Task item: Copy every entry below, exactly and in full.

[Web page and app entries]
========================================

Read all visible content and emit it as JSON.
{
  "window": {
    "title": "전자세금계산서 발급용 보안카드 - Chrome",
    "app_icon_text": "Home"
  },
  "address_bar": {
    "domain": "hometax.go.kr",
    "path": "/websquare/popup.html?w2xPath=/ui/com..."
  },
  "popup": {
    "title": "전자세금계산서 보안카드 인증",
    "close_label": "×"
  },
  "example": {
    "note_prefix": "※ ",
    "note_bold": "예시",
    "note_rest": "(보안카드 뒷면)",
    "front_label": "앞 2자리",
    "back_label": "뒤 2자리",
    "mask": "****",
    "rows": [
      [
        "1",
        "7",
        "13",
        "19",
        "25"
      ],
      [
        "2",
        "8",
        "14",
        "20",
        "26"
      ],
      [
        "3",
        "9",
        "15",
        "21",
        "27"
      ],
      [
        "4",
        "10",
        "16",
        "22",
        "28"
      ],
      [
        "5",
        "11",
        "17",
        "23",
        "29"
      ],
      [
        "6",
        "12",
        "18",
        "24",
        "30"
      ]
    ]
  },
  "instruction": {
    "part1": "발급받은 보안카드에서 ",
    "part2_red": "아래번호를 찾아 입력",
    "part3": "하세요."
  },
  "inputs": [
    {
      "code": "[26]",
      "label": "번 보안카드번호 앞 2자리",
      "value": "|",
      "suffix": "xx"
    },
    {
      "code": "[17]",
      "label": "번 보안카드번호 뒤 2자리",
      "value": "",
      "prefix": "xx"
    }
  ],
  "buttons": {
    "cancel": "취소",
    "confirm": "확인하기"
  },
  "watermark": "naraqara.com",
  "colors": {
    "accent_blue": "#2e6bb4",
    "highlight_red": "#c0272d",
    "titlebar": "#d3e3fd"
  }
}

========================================

Your solution:
Read all visible content and emit it as JSON.
{
  "window": {
    "title": "전자세금계산서 발급용 보안카드 - Chrome",
    "app_icon_text": "Home"
  },
  "address_bar": {
    "domain": "hometax.go.kr",
    "path": "/websquare/popup.html?w2xPath=/ui/com..."
  },
  "popup": {
    "title": "전자세금계산서 보안카드 인증",
    "close_label": "×"
  },
  "example": {
    "note_prefix": "※ ",
    "note_bold": "예시",
    "note_rest": "(보안카드 뒷면)",
    "front_label": "앞 2자리",
    "back_label": "뒤 2자리",
    "mask": "****",
    "rows": [
      [
        "1",
        "7",
        "13",
        "19",
        "25"
      ],
      [
        "2",
        "8",
        "14",
        "20",
        "26"
      ],
      [
        "3",
        "9",
        "15",
        "21",
        "27"
      ],
      [
        "4",
        "10",
        "16",
        "22",
        "28"
      ],
      [
        "5",
        "11",
        "17",
        "23",
        "29"
      ],
      [
        "6",
        "12",
        "18",
        "24",
        "30"
      ]
    ]
  },
  "instruction": {
    "part1": "발급받은 보안카드에서 ",
    "part2_red": "아래번호를 찾아 입력",
    "part3": "하세요."
  },
  "inputs": [
    {
      "code": "[26]",
      "label": "번 보안카드번호 앞 2자리",
      "value": "|",
      "suffix": "xx"
    },
    {
      "code": "[17]",
      "label": "번 보안카드번호 뒤 2자리",
      "value": "",
      "prefix": "xx"
    }
  ],
  "buttons": {
    "cancel": "취소",
    "confirm": "확인하기"
  },
  "watermark": "naraqara.com",
  "colors": {
    "accent_blue": "#2e6bb4",
    "highlight_red": "#c0272d",
    "titlebar": "#d3e3fd"
  }
}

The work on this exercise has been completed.